___ RECORDS TO USE ___

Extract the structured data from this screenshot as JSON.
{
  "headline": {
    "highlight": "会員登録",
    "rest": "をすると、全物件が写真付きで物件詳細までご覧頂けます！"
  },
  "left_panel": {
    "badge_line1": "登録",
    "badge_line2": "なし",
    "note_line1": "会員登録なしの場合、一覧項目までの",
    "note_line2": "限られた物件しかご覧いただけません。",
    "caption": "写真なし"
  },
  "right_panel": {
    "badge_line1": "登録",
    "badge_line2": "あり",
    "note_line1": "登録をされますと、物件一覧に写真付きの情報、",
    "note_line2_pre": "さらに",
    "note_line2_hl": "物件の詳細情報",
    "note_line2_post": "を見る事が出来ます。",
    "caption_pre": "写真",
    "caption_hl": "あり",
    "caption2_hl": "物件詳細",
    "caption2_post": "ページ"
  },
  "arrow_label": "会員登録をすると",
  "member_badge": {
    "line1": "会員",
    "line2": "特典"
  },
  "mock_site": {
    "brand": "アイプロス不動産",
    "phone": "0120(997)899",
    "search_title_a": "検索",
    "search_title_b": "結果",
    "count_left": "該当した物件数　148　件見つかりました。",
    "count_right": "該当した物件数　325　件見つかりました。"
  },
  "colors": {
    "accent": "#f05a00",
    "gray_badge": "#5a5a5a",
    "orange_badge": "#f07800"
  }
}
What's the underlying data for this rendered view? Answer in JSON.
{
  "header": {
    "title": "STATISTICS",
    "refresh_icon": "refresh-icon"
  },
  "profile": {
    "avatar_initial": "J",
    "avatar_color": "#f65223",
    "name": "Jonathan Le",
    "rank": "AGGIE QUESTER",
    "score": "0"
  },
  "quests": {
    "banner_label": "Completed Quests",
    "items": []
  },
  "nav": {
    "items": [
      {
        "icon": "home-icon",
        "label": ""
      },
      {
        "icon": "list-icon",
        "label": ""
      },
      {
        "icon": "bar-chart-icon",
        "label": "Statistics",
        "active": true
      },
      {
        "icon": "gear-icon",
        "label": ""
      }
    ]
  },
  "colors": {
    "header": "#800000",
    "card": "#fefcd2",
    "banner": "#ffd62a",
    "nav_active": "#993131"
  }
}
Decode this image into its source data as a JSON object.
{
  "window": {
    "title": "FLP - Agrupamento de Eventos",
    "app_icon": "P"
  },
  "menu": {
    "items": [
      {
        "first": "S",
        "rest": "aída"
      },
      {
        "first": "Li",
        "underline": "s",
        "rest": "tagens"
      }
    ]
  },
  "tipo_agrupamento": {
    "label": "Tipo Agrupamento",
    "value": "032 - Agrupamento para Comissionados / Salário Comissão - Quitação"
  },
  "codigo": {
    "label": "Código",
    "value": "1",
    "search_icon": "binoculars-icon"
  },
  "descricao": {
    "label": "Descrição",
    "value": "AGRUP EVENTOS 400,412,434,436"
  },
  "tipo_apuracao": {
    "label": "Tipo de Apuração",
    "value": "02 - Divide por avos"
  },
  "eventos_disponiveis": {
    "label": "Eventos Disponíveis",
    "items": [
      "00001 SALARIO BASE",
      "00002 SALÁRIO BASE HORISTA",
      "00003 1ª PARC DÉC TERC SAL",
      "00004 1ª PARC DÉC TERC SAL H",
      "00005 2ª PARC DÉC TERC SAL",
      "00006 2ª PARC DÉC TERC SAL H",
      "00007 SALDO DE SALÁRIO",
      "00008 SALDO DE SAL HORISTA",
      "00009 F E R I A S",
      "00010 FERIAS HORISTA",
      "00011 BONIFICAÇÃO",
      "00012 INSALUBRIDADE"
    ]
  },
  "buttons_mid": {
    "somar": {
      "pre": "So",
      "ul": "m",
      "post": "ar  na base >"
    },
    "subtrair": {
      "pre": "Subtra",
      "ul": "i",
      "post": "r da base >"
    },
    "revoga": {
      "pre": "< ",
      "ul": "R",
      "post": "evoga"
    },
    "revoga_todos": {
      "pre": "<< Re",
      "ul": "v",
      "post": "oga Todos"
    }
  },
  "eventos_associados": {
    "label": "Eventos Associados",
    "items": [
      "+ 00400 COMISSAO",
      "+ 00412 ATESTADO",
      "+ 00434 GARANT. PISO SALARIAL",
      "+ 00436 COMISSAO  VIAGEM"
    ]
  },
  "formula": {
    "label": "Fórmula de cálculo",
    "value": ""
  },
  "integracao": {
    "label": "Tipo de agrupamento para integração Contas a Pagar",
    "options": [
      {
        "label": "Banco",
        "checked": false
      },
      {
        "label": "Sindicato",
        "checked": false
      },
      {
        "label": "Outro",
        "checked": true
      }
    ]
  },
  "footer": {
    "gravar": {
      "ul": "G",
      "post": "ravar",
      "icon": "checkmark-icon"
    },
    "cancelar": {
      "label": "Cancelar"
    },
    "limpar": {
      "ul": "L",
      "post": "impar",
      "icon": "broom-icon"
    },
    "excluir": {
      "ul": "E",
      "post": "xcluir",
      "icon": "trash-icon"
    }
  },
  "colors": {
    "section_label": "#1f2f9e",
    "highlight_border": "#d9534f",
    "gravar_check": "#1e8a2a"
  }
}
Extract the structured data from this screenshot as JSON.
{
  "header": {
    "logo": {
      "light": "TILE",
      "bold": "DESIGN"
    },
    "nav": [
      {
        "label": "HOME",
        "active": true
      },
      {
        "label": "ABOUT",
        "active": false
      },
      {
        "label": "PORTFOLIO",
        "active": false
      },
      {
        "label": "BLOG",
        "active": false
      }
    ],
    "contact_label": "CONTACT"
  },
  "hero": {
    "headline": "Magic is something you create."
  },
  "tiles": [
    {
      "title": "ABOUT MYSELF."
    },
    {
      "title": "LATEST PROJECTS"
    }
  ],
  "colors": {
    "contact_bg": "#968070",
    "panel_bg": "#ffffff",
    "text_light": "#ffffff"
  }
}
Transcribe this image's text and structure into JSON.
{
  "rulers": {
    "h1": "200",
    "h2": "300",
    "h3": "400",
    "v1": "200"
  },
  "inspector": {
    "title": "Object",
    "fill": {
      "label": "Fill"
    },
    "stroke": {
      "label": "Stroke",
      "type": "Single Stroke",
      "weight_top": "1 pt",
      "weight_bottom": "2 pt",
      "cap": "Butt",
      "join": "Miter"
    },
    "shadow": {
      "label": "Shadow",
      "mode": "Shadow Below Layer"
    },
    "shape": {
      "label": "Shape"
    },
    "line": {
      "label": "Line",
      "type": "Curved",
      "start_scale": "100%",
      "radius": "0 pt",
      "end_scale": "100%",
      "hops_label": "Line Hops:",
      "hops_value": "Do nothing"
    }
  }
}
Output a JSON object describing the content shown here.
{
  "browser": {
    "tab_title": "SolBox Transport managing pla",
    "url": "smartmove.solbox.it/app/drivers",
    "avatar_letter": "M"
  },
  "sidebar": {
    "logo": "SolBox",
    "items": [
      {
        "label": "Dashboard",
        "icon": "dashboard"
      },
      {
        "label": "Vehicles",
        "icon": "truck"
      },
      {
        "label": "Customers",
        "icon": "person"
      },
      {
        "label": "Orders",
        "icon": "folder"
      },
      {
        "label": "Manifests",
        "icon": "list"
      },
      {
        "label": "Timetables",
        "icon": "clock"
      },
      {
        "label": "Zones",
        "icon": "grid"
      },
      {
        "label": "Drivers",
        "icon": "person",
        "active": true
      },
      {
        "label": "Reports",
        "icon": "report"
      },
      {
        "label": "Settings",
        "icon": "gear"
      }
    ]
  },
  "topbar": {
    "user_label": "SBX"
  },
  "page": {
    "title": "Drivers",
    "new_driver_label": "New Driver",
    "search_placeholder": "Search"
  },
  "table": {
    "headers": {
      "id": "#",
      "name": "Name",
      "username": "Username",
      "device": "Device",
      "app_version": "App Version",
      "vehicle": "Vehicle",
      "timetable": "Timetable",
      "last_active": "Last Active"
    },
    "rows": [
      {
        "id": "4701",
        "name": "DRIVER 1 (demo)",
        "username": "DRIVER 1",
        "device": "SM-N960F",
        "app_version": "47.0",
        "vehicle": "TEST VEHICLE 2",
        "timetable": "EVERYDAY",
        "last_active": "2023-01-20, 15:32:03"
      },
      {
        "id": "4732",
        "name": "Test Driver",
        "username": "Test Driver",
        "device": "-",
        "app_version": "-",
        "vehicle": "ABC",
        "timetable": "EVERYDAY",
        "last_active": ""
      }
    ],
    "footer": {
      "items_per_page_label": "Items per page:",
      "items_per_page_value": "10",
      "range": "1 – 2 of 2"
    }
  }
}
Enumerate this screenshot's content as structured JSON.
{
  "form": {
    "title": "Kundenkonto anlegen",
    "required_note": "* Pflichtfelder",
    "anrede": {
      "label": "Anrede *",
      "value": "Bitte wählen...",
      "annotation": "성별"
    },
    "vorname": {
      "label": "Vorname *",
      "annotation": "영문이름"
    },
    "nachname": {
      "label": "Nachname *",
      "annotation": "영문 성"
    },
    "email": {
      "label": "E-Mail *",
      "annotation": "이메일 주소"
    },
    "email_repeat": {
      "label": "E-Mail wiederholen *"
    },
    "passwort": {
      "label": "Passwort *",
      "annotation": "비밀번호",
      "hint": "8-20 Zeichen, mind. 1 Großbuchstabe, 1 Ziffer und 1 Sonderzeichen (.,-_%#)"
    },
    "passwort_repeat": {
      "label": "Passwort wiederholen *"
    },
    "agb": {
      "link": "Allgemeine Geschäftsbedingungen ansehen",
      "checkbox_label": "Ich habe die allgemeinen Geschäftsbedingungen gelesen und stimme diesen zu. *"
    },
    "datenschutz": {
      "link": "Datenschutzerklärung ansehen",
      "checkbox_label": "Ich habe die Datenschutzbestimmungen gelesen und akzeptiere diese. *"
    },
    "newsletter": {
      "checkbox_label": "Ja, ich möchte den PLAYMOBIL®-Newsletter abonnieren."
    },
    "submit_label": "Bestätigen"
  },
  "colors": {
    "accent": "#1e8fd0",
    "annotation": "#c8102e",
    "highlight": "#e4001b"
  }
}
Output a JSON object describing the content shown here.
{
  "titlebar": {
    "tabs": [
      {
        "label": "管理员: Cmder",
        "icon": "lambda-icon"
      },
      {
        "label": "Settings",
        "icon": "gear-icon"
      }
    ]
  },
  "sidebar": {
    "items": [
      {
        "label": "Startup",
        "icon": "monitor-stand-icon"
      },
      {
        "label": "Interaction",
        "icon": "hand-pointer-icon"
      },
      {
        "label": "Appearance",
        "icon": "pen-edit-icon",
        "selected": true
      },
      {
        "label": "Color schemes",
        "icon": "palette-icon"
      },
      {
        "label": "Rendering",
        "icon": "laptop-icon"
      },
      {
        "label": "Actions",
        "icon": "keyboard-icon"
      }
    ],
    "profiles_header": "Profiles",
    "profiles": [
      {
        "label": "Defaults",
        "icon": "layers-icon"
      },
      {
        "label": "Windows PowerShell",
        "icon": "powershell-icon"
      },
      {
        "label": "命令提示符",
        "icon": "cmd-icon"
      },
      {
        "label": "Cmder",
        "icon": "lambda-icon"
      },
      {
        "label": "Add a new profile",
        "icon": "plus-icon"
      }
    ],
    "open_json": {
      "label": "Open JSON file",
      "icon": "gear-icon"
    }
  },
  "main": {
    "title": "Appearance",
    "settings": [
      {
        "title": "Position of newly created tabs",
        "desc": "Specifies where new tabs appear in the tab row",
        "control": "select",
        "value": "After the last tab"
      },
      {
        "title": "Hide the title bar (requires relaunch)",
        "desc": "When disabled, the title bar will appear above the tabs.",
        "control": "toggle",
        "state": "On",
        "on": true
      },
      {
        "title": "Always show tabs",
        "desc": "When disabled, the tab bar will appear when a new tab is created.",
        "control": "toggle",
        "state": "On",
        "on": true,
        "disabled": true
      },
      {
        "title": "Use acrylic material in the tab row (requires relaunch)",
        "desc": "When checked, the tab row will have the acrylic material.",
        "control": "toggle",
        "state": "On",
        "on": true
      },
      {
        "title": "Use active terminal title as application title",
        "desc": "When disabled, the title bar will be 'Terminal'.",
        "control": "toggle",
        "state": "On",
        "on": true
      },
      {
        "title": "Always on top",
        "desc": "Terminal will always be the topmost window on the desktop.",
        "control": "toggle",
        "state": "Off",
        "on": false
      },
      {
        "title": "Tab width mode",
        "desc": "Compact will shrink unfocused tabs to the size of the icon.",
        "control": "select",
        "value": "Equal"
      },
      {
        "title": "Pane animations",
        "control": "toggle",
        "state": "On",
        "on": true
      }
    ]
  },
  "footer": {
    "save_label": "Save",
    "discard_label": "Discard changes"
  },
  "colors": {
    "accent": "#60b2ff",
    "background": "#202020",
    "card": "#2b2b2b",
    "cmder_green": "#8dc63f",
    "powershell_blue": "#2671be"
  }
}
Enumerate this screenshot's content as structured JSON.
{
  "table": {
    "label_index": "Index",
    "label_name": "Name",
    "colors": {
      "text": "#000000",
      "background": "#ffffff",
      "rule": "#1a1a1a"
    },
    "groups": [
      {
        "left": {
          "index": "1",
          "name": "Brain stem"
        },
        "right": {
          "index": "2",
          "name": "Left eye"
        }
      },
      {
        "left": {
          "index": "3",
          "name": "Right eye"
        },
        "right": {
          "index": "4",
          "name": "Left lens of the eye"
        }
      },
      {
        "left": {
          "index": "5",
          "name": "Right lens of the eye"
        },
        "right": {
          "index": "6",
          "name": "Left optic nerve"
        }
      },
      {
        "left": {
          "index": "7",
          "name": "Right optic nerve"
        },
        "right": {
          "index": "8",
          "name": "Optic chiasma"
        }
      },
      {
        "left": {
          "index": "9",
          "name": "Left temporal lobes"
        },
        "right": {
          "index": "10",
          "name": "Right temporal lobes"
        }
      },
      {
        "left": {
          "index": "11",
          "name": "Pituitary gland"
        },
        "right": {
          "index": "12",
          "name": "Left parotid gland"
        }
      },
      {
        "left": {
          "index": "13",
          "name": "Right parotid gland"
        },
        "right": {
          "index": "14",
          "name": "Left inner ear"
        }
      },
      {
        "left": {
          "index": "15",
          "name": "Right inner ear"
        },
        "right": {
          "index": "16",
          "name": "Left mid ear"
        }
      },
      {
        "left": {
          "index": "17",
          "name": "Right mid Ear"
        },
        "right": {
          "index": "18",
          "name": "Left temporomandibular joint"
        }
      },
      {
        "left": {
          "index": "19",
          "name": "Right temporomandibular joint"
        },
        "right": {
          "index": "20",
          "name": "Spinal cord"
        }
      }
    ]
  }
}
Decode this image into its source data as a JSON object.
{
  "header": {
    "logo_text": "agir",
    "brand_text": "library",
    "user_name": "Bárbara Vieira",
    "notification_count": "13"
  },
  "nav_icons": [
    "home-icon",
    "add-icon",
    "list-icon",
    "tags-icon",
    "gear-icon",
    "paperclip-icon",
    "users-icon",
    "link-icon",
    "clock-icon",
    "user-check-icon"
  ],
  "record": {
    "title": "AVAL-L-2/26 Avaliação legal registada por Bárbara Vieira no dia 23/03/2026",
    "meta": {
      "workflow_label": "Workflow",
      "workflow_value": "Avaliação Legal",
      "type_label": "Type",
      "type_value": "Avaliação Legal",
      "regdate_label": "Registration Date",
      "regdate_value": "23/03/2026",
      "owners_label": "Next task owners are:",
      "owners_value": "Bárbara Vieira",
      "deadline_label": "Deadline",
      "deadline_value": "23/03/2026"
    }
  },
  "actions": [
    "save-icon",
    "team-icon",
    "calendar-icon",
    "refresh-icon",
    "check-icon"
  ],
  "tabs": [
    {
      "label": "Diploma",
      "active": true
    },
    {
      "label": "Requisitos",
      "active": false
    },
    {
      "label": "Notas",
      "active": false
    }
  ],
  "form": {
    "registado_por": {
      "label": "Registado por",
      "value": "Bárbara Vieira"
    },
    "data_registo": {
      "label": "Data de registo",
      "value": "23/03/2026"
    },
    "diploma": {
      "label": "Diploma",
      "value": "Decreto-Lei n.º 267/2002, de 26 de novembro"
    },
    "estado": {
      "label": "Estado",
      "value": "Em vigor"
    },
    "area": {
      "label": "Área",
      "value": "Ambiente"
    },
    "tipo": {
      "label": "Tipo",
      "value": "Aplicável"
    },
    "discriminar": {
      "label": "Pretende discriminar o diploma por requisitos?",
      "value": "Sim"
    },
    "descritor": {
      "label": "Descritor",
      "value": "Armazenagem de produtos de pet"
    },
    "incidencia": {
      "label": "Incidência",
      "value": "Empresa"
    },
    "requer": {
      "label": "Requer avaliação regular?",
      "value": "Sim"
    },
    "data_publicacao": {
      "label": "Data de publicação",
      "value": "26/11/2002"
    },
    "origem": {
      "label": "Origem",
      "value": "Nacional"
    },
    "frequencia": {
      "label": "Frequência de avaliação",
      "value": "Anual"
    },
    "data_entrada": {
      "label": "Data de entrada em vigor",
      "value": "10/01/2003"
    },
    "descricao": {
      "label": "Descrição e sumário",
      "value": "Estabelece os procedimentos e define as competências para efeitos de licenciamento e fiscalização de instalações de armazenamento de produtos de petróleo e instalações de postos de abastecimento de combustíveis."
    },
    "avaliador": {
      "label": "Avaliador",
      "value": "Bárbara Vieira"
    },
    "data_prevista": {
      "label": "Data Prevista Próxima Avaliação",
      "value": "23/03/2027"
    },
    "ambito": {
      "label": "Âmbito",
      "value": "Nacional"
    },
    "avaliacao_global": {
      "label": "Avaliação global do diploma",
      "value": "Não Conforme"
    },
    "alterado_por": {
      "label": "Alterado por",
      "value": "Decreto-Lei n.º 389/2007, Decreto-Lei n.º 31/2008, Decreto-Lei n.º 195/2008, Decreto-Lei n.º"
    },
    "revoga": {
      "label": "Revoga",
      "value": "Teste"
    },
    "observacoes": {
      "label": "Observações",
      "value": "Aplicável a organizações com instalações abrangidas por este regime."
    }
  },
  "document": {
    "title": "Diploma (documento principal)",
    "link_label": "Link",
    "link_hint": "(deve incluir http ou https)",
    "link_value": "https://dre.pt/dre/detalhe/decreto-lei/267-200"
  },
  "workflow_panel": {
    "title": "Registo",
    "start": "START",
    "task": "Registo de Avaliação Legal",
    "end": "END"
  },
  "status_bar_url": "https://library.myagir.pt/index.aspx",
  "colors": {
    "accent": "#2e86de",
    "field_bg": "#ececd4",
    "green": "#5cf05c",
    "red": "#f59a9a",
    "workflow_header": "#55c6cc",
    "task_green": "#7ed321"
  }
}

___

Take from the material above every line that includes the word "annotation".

      "annotation": "성별"
      "annotation": "영문이름"
      "annotation": "영문 성"
      "annotation": "이메일 주소"
      "annotation": "비밀번호",
    "annotation": "#c8102e",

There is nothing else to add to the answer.